Don Watson’s magnificent, celebratory, contradictory study of the Australian bush will challenge the national imagination, writes
DON Watson’s The Bush, an amiable, learned, playful and engrossing book, seems to grow out of his two two earlier works. The first is the 1984 classic Caledonia Australis, in which he gives an account of the settlement of his native Gippsland by the bounty immigrants from Scotland’s Highlands and islands, and the fight between the dreaming of livestock and Calvinist predestination and the Dreaming of the Kurnai and Kulin people. The second is American Journeys (2008), in which he brings a sharp, Tocquevillian eye to modern America.
Now Watson has brought the methods of the great Alexis de Tocqueville to the bush itself, the vast Petri dish of Australian myth-making and identity, of advance and ruin, poetry and despoliation. Again Gippsland is the home of his sensibility, but his bush excursions are far flung, as are the excursions of his imagination and curiosity.

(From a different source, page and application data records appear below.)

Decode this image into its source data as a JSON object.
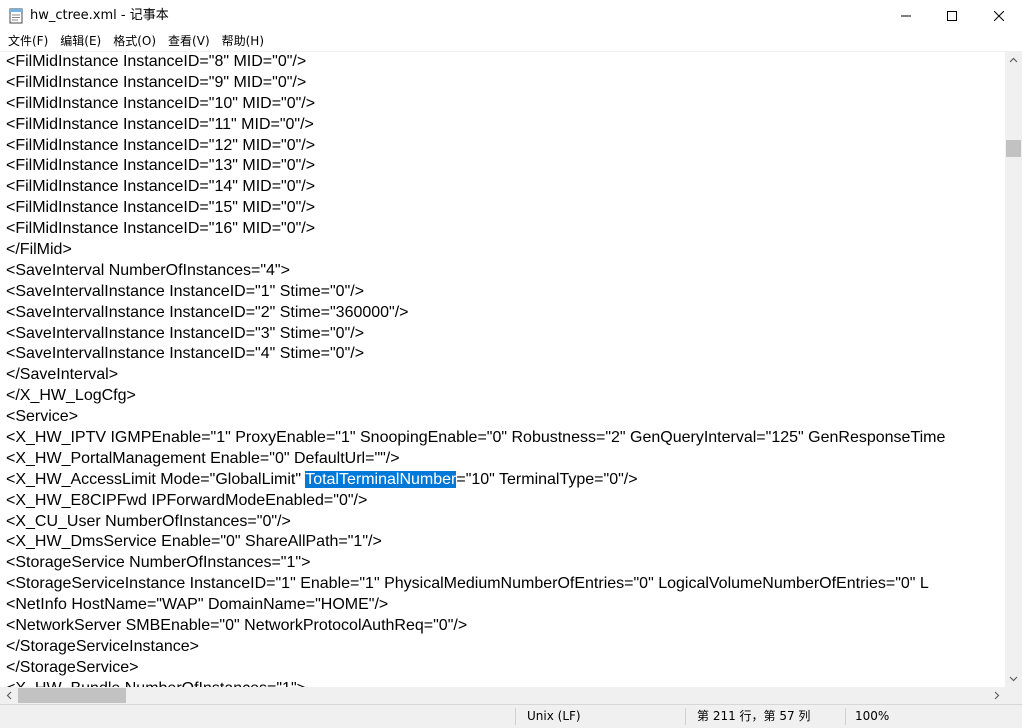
{
  "window": {
    "title": "hw_ctree.xml - 记事本",
    "icon": "notepad-icon",
    "minimize_icon": "minimize-icon",
    "maximize_icon": "maximize-icon",
    "close_icon": "close-icon"
  },
  "menu": {
    "items": [
      {
        "label": "文件(F)"
      },
      {
        "label": "编辑(E)"
      },
      {
        "label": "格式(O)"
      },
      {
        "label": "查看(V)"
      },
      {
        "label": "帮助(H)"
      }
    ]
  },
  "editor": {
    "lines": [
      "<FilMidInstance InstanceID=\"8\" MID=\"0\"/>",
      "<FilMidInstance InstanceID=\"9\" MID=\"0\"/>",
      "<FilMidInstance InstanceID=\"10\" MID=\"0\"/>",
      "<FilMidInstance InstanceID=\"11\" MID=\"0\"/>",
      "<FilMidInstance InstanceID=\"12\" MID=\"0\"/>",
      "<FilMidInstance InstanceID=\"13\" MID=\"0\"/>",
      "<FilMidInstance InstanceID=\"14\" MID=\"0\"/>",
      "<FilMidInstance InstanceID=\"15\" MID=\"0\"/>",
      "<FilMidInstance InstanceID=\"16\" MID=\"0\"/>",
      "</FilMid>",
      "<SaveInterval NumberOfInstances=\"4\">",
      "<SaveIntervalInstance InstanceID=\"1\" Stime=\"0\"/>",
      "<SaveIntervalInstance InstanceID=\"2\" Stime=\"360000\"/>",
      "<SaveIntervalInstance InstanceID=\"3\" Stime=\"0\"/>",
      "<SaveIntervalInstance InstanceID=\"4\" Stime=\"0\"/>",
      "</SaveInterval>",
      "</X_HW_LogCfg>",
      "<Service>",
      "<X_HW_IPTV IGMPEnable=\"1\" ProxyEnable=\"1\" SnoopingEnable=\"0\" Robustness=\"2\" GenQueryInterval=\"125\" GenResponseTime",
      "<X_HW_PortalManagement Enable=\"0\" DefaultUrl=\"\"/>",
      "<X_HW_AccessLimit Mode=\"GlobalLimit\" ",
      "<X_HW_E8CIPFwd IPForwardModeEnabled=\"0\"/>",
      "<X_CU_User NumberOfInstances=\"0\"/>",
      "<X_HW_DmsService Enable=\"0\" ShareAllPath=\"1\"/>",
      "<StorageService NumberOfInstances=\"1\">",
      "<StorageServiceInstance InstanceID=\"1\" Enable=\"1\" PhysicalMediumNumberOfEntries=\"0\" LogicalVolumeNumberOfEntries=\"0\" L",
      "<NetInfo HostName=\"WAP\" DomainName=\"HOME\"/>",
      "<NetworkServer SMBEnable=\"0\" NetworkProtocolAuthReq=\"0\"/>",
      "</StorageServiceInstance>",
      "</StorageService>",
      "<X_HW_Bundle NumberOfInstances=\"1\">"
    ],
    "selection_line": {
      "before": "<X_HW_AccessLimit Mode=\"GlobalLimit\" ",
      "selected": "TotalTerminalNumber",
      "after": "=\"10\" TerminalType=\"0\"/>"
    },
    "selection_color": "#0078d7"
  },
  "statusbar": {
    "encoding_line_ending": "Unix (LF)",
    "position": "第 211 行，第 57 列",
    "zoom": "100%"
  }
}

Sometimes Watson is a travel writer, as when he recounts visiting the town of Jerilderie in the wake of its ‘‘leverage’’ of its Ned Kelly connection. Frequently, he is a historian, as when he discusses the rural violence behind Waltzing Matilda. As a memoirist, he narrates his family’s arrival and subsequent life in the hamlet of Poowong and his own early childhood nearby. As a botanist, he tells us how saltbush devours salt and lives off scant air moisture by a process called C4 photosynthesis. Any of these modes on their own would have made a satisfying book in Watson’s hands, but he set out to make an omnium compendium, The Bush: Travels in the Heart of Australia By Don Watson Hamish Hamilton, 427pp, $45 (HB) since he tells us that is what the bush is. ‘‘The bush is squatter, selector, soldier settler, closer settler, blockie, timberworker, tin miner, drover, drover’s wife … It is rabbiter, herd tester, shepherd, swagman, bush lawyer, bush mechanic, bushranger …’’ It may even be the urban retiree on five acres. It has room for all.

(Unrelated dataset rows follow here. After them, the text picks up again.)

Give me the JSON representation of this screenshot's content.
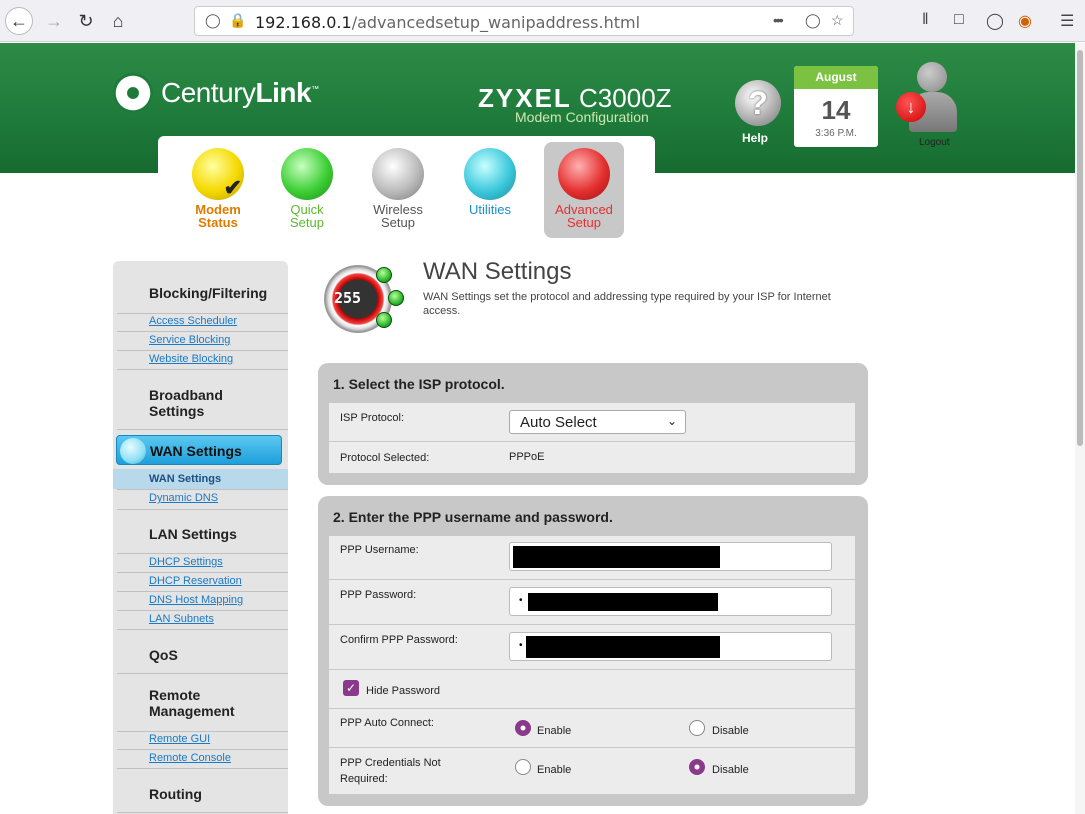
{
  "browser": {
    "url_host": "192.168.0.1",
    "url_path": "/advancedsetup_wanipaddress.html",
    "menu_dots": "•••"
  },
  "header": {
    "logo_prefix": "Century",
    "logo_bold": "Link",
    "logo_tm": "™",
    "brand": "ZYXEL",
    "model": "C3000Z",
    "subtitle": "Modem Configuration",
    "help_label": "Help",
    "date_month": "August",
    "date_day": "14",
    "date_time": "3:36 P.M.",
    "logout_label": "Logout"
  },
  "tabs": [
    {
      "line1": "Modem",
      "line2": "Status"
    },
    {
      "line1": "Quick",
      "line2": "Setup"
    },
    {
      "line1": "Wireless",
      "line2": "Setup"
    },
    {
      "line1": "Utilities",
      "line2": ""
    },
    {
      "line1": "Advanced",
      "line2": "Setup"
    }
  ],
  "sidebar": {
    "blocking_head": "Blocking/Filtering",
    "blocking_links": [
      "Access Scheduler",
      "Service Blocking",
      "Website Blocking"
    ],
    "broadband_head_1": "Broadband",
    "broadband_head_2": "Settings",
    "wan_active": "WAN Settings",
    "wan_sub_active": "WAN Settings",
    "wan_links": [
      "Dynamic DNS"
    ],
    "lan_head": "LAN Settings",
    "lan_links": [
      "DHCP Settings",
      "DHCP Reservation",
      "DNS Host Mapping",
      "LAN Subnets"
    ],
    "qos_head": "QoS",
    "remote_head_1": "Remote",
    "remote_head_2": "Management",
    "remote_links": [
      "Remote GUI",
      "Remote Console"
    ],
    "routing_head": "Routing"
  },
  "main": {
    "icon_number": "255",
    "title": "WAN Settings",
    "description": "WAN Settings set the protocol and addressing type required by your ISP for Internet access.",
    "section1": {
      "title": "1. Select the ISP protocol.",
      "protocol_label": "ISP Protocol:",
      "protocol_value": "Auto Select",
      "selected_label": "Protocol Selected:",
      "selected_value": "PPPoE"
    },
    "section2": {
      "title": "2. Enter the PPP username and password.",
      "username_label": "PPP Username:",
      "password_label": "PPP Password:",
      "confirm_label": "Confirm PPP Password:",
      "password_bullet": "•",
      "hide_password_label": "Hide Password",
      "hide_password_checked": true,
      "auto_connect_label": "PPP Auto Connect:",
      "auto_connect_value": "Enable",
      "credentials_label_1": "PPP Credentials Not",
      "credentials_label_2": "Required:",
      "credentials_value": "Disable",
      "enable_label": "Enable",
      "disable_label": "Disable"
    }
  },
  "colors": {
    "header_green": "#1e7a3a",
    "accent_purple": "#8b3a8b",
    "link_blue": "#1a7ac5",
    "active_blue": "#1e9fdb"
  }
}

And somehow, even in these latter days, despite agribusiness and GM crops, we can’t help believing that it still redeems all. “The bush has always been as much for hiding pathologies as repairing them,’’ Watson ruefully admits as he starts the middle phases of his life in the Macedon Ranges. But he, like so many of us, cannot help but feel enlarged by the proximity of foli- age and birds. In the same vein, he notes that Nationals senator Barnaby Joyce, like millions of us, has no doubt that stock farming is the measure of a man’s mettle as a true Australian.
In this great, succulent magic pudding of a book, there are always exciting and novel insights. Watson invites us to think of pioneering weeds, such as sow thistles and mallows, spreading across the bush courtesy of wild livestock escaped from herds and flocks closer to the coasts. Thus weeds and bacteria were faster colonisers than settlers and surveyors.
Dingos, arriving some 4000 years past and becoming assimilated by Aboriginal groups, turned the balance of Australian fauna in favour of carnivores. The thylacine and then the dingo cut a swath through native herbivores. This allowed the rich ‘‘parkland’’ pastures explorers praised to become available for the first pastoralists, and thus Australian wool was elevated to the top of the world market. But the dingo, so respected by some Aborigines that only initiated males could hunt it, in turn took its huge toll of sheep and earned the hatred of the settlers, becoming a noun and even a verb for malice, slyness and theft.
He argues that most Australians of the past 150 years have known the bush only when it was ‘‘half dead, a shadow of itself … Less than fifty years of European occupation was all it took’’. In a mere two generations of settlement around Narrandera, NSW, the plains that ‘‘caused squatters to swoon, and Joseph Furphy to see a new civilisation’’ lost their blackbox woodlands and much of their saltbush. Even so, we still readily believed that in this post-settlement condition, as we saw it in our childhoods, the bush could ennoble us and give an especial timbre to our souls.
Watson can call on Spinoza to explain our cavalier attitude to exploiting the bush, which is of nature, while the human soul is of God.